| ASSIGNMENT |
Pull out each line of the records holding the string "days".

| DATA FOR THIS TASK |
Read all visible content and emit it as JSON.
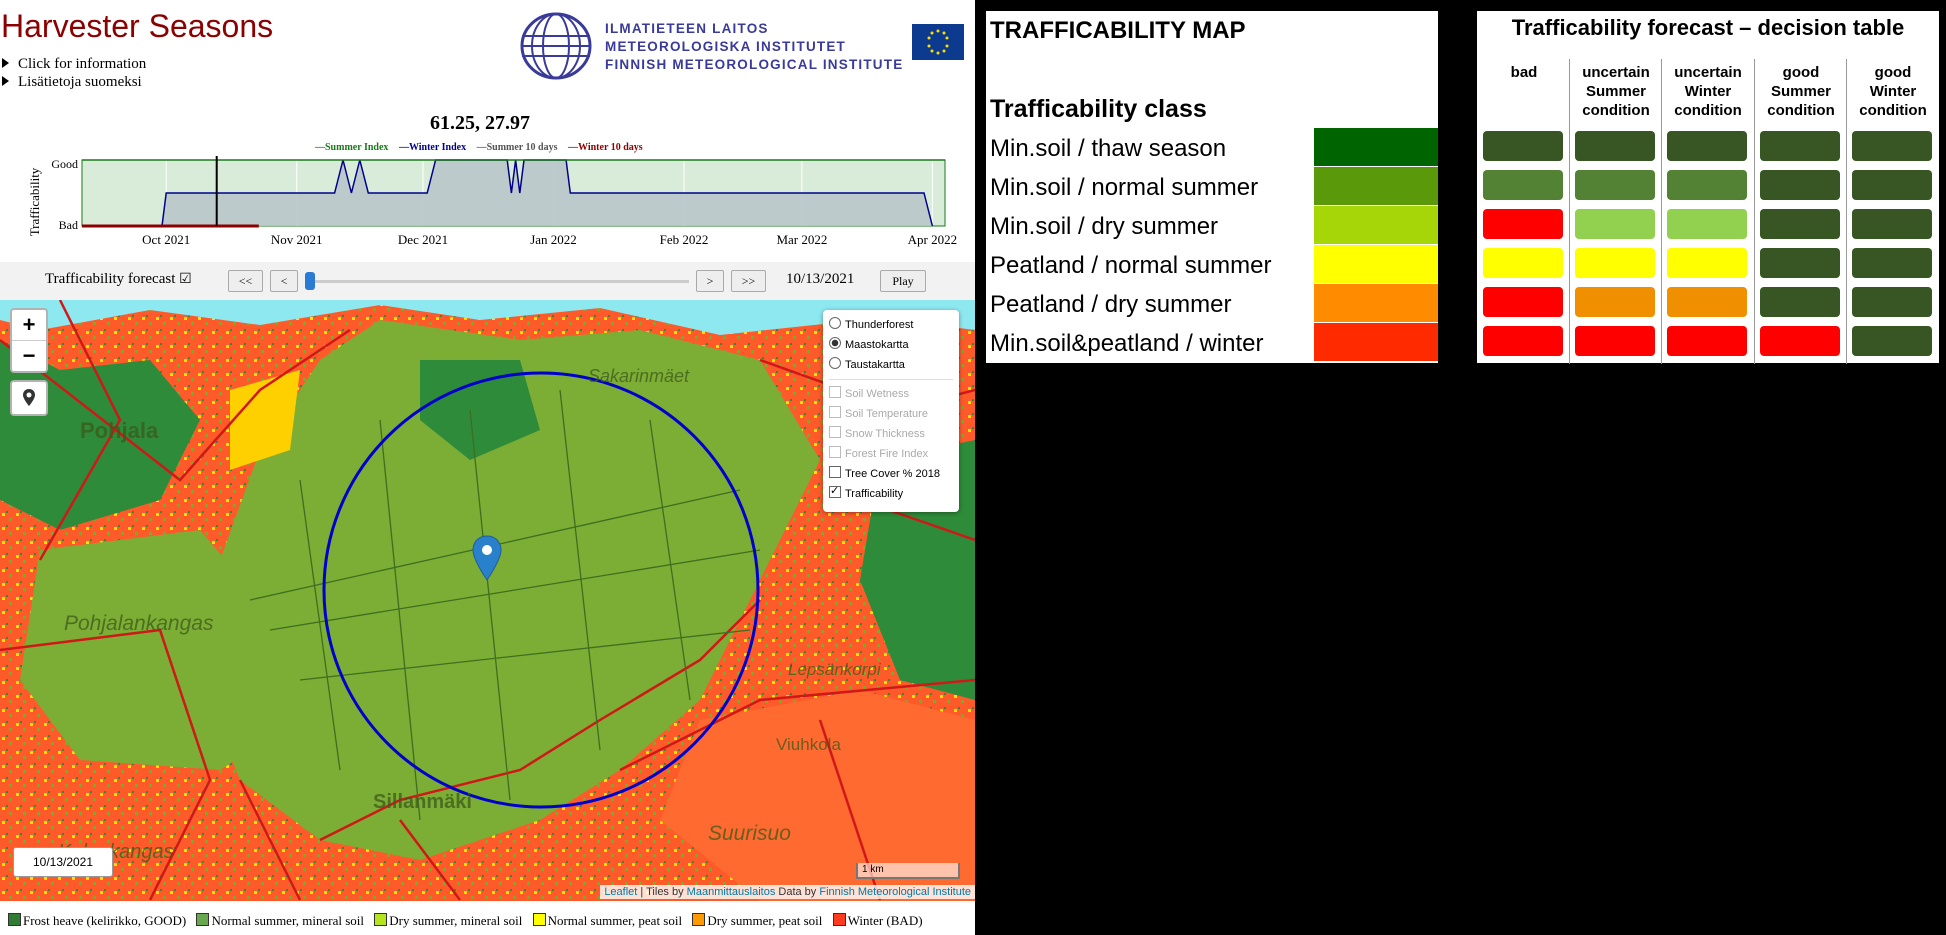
{
  "app": {
    "title": "Harvester Seasons",
    "info_links": [
      "Click for information",
      "Lisätietoja suomeksi"
    ],
    "institute": [
      "ILMATIETEEN LAITOS",
      "METEOROLOGISKA INSTITUTET",
      "FINNISH METEOROLOGICAL INSTITUTE"
    ]
  },
  "chart": {
    "coords": "61.25, 27.97",
    "legend": [
      {
        "label": "Summer Index",
        "color": "#1a7a1a"
      },
      {
        "label": "Winter Index",
        "color": "#00008b"
      },
      {
        "label": "Summer 10 days",
        "color": "#555555"
      },
      {
        "label": "Winter 10 days",
        "color": "#8b0000"
      }
    ],
    "ylabel": "Trafficability",
    "yticks": [
      "Good",
      "Bad"
    ],
    "xticks": [
      "Oct 2021",
      "Nov 2021",
      "Dec 2021",
      "Jan 2022",
      "Feb 2022",
      "Mar 2022",
      "Apr 2022"
    ]
  },
  "chart_data": {
    "type": "line",
    "xlabel": "",
    "ylabel": "Trafficability",
    "x_range": [
      "2021-09-11",
      "2022-04-04"
    ],
    "y_categories": [
      "Bad",
      "Good"
    ],
    "current_date": "2021-10-13",
    "series": [
      {
        "name": "Winter Index",
        "color": "#00008b",
        "points": [
          [
            "2021-09-11",
            0
          ],
          [
            "2021-09-30",
            0
          ],
          [
            "2021-10-01",
            0.5
          ],
          [
            "2021-11-10",
            0.5
          ],
          [
            "2021-11-12",
            1
          ],
          [
            "2021-11-14",
            0.5
          ],
          [
            "2021-11-16",
            1
          ],
          [
            "2021-11-18",
            0.5
          ],
          [
            "2021-12-02",
            0.5
          ],
          [
            "2021-12-04",
            1
          ],
          [
            "2021-12-21",
            1
          ],
          [
            "2021-12-22",
            0.5
          ],
          [
            "2021-12-23",
            1
          ],
          [
            "2021-12-24",
            0.5
          ],
          [
            "2021-12-25",
            1
          ],
          [
            "2022-01-04",
            1
          ],
          [
            "2022-01-05",
            0.5
          ],
          [
            "2022-03-30",
            0.5
          ],
          [
            "2022-04-01",
            0
          ]
        ]
      },
      {
        "name": "Summer Index",
        "color": "#1a7a1a",
        "points": [
          [
            "2021-09-11",
            1
          ],
          [
            "2022-04-04",
            1
          ]
        ]
      },
      {
        "name": "Winter 10 days",
        "color": "#8b0000",
        "points": [
          [
            "2021-09-11",
            0
          ],
          [
            "2021-10-23",
            0
          ]
        ]
      }
    ]
  },
  "controls": {
    "forecast_label": "Trafficability forecast",
    "forecast_checked": true,
    "buttons": {
      "first": "<<",
      "prev": "<",
      "next": ">",
      "last": ">>",
      "play": "Play"
    },
    "date": "10/13/2021",
    "slider_value": 0.0
  },
  "map": {
    "zoom_in": "+",
    "zoom_out": "−",
    "place_names": [
      "Pohjala",
      "Pohjalankangas",
      "Sakarinmäet",
      "Sillanmäki",
      "Viuhkola",
      "Suurisuo",
      "Kalonkangas",
      "Lepsänkorpi"
    ],
    "layers": {
      "base": [
        {
          "label": "Thunderforest",
          "selected": false
        },
        {
          "label": "Maastokartta",
          "selected": true
        },
        {
          "label": "Taustakartta",
          "selected": false
        }
      ],
      "overlays": [
        {
          "label": "Soil Wetness",
          "enabled": false,
          "checked": false
        },
        {
          "label": "Soil Temperature",
          "enabled": false,
          "checked": false
        },
        {
          "label": "Snow Thickness",
          "enabled": false,
          "checked": false
        },
        {
          "label": "Forest Fire Index",
          "enabled": false,
          "checked": false
        },
        {
          "label": "Tree Cover % 2018",
          "enabled": true,
          "checked": false
        },
        {
          "label": "Trafficability",
          "enabled": true,
          "checked": true
        }
      ]
    },
    "date_box": "10/13/2021",
    "scale": "1 km",
    "attribution": {
      "leaflet": "Leaflet",
      "tiles_by": " | Tiles by ",
      "mml": "Maanmittauslaitos",
      "data_by": " Data by ",
      "fmi": "Finnish Meteorological Institute"
    }
  },
  "bottom_legend": [
    {
      "label": "Frost heave (kelirikko, GOOD)",
      "color": "#2e7d32"
    },
    {
      "label": "Normal summer, mineral soil",
      "color": "#6aa84f"
    },
    {
      "label": "Dry summer, mineral soil",
      "color": "#b5e61d"
    },
    {
      "label": "Normal summer, peat soil",
      "color": "#ffff00"
    },
    {
      "label": "Dry summer, peat soil",
      "color": "#ff9900"
    },
    {
      "label": "Winter (BAD)",
      "color": "#ff3b1f"
    }
  ],
  "traffic_map": {
    "title": "TRAFFICABILITY MAP",
    "class_heading": "Trafficability class",
    "classes": [
      {
        "label": "Min.soil / thaw season",
        "color": "#006400"
      },
      {
        "label": "Min.soil / normal summer",
        "color": "#5a9a0a"
      },
      {
        "label": "Min.soil / dry summer",
        "color": "#a6d608"
      },
      {
        "label": "Peatland / normal summer",
        "color": "#ffff00"
      },
      {
        "label": "Peatland / dry summer",
        "color": "#ff8c00"
      },
      {
        "label": "Min.soil&peatland / winter",
        "color": "#ff2a00"
      }
    ]
  },
  "decision_table": {
    "title": "Trafficability forecast – decision table",
    "columns": [
      [
        "bad"
      ],
      [
        "uncertain",
        "Summer",
        "condition"
      ],
      [
        "uncertain",
        "Winter",
        "condition"
      ],
      [
        "good",
        "Summer",
        "condition"
      ],
      [
        "good",
        "Winter",
        "condition"
      ]
    ],
    "cell_colors": [
      [
        "#375623",
        "#375623",
        "#375623",
        "#375623",
        "#375623"
      ],
      [
        "#548235",
        "#548235",
        "#548235",
        "#375623",
        "#375623"
      ],
      [
        "#ff0000",
        "#92d050",
        "#92d050",
        "#375623",
        "#375623"
      ],
      [
        "#ffff00",
        "#ffff00",
        "#ffff00",
        "#375623",
        "#375623"
      ],
      [
        "#ff0000",
        "#f09000",
        "#f09000",
        "#375623",
        "#375623"
      ],
      [
        "#ff0000",
        "#ff0000",
        "#ff0000",
        "#ff0000",
        "#375623"
      ]
    ]
  }
}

| SOLVED EXERCISE |
        "label": "Summer 10 days",
        "label": "Winter 10 days",
        "name": "Winter 10 days",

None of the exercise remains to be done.